**TASK REQUIREMENTS**
Each line of the listing below that includes "Size" must be copied.

**DATA**
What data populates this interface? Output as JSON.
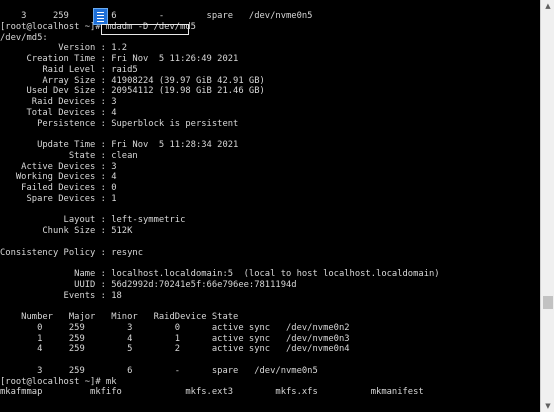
{
  "terminal": {
    "lines": [
      "    3     259        6        -        spare   /dev/nvme0n5",
      "[root@localhost ~]# mdadm -D /dev/md5",
      "/dev/md5:",
      "           Version : 1.2",
      "     Creation Time : Fri Nov  5 11:26:49 2021",
      "        Raid Level : raid5",
      "        Array Size : 41908224 (39.97 GiB 42.91 GB)",
      "     Used Dev Size : 20954112 (19.98 GiB 21.46 GB)",
      "      Raid Devices : 3",
      "     Total Devices : 4",
      "       Persistence : Superblock is persistent",
      "",
      "       Update Time : Fri Nov  5 11:28:34 2021",
      "             State : clean",
      "    Active Devices : 3",
      "   Working Devices : 4",
      "    Failed Devices : 0",
      "     Spare Devices : 1",
      "",
      "            Layout : left-symmetric",
      "        Chunk Size : 512K",
      "",
      "Consistency Policy : resync",
      "",
      "              Name : localhost.localdomain:5  (local to host localhost.localdomain)",
      "              UUID : 56d2992d:70241e5f:66e796ee:7811194d",
      "            Events : 18",
      "",
      "    Number   Major   Minor   RaidDevice State",
      "       0     259        3        0      active sync   /dev/nvme0n2",
      "       1     259        4        1      active sync   /dev/nvme0n3",
      "       4     259        5        2      active sync   /dev/nvme0n4",
      "",
      "       3     259        6        -      spare   /dev/nvme0n5",
      "[root@localhost ~]# mk",
      "mkafmmap         mkfifo            mkfs.ext3        mkfs.xfs          mkmanifest"
    ]
  },
  "scrollbar": {
    "up_arrow": "▲",
    "down_arrow": "▼"
  },
  "icons": {
    "file": "document-icon"
  }
}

**EXERCISE RESPONSE**
      "        Array Size : 41908224 (39.97 GiB 42.91 GB)",
      "     Used Dev Size : 20954112 (19.98 GiB 21.46 GB)",
      "        Chunk Size : 512K",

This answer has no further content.